## Action item
The copy you return should hold every record below word for word and no images.
*** Opening Data section ***
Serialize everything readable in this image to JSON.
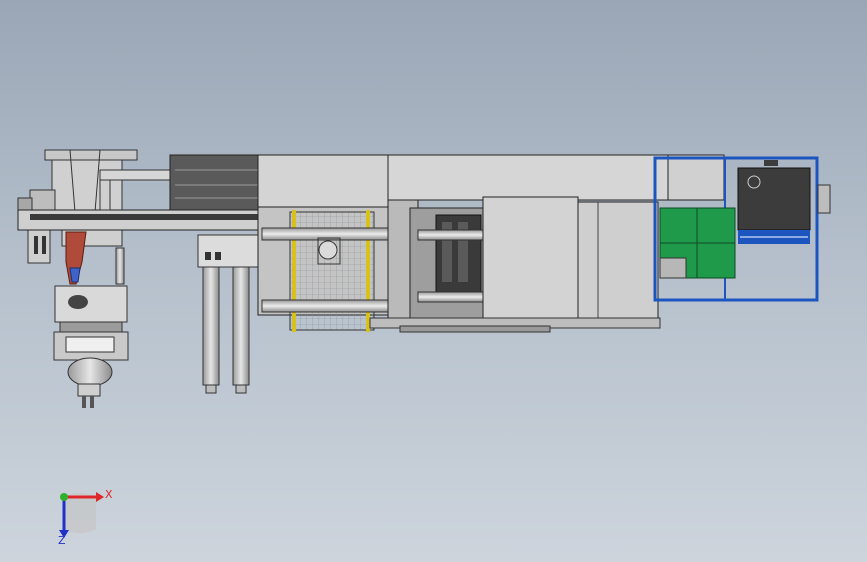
{
  "viewport": {
    "background_top": "#9aa6b6",
    "background_bottom": "#cdd4dc"
  },
  "triad": {
    "x_label": "X",
    "z_label": "Z",
    "x_color": "#e0262b",
    "y_color": "#2fb12f",
    "z_color": "#2030c8"
  },
  "colors": {
    "machine_light": "#d6d6d6",
    "machine_mid": "#b8b8b8",
    "machine_dark": "#3c3c3c",
    "safety_yellow": "#d7c21d",
    "robot_frame_blue": "#1c55c0",
    "control_green": "#1f9a4a",
    "hopper_red": "#b04a3a"
  }
}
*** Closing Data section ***
## Output
Serialize everything readable in this image to JSON.
{
  "viewport": {
    "background_top": "#9aa6b6",
    "background_bottom": "#cdd4dc"
  },
  "triad": {
    "x_label": "X",
    "z_label": "Z",
    "x_color": "#e0262b",
    "y_color": "#2fb12f",
    "z_color": "#2030c8"
  },
  "colors": {
    "machine_light": "#d6d6d6",
    "machine_mid": "#b8b8b8",
    "machine_dark": "#3c3c3c",
    "safety_yellow": "#d7c21d",
    "robot_frame_blue": "#1c55c0",
    "control_green": "#1f9a4a",
    "hopper_red": "#b04a3a"
  }
}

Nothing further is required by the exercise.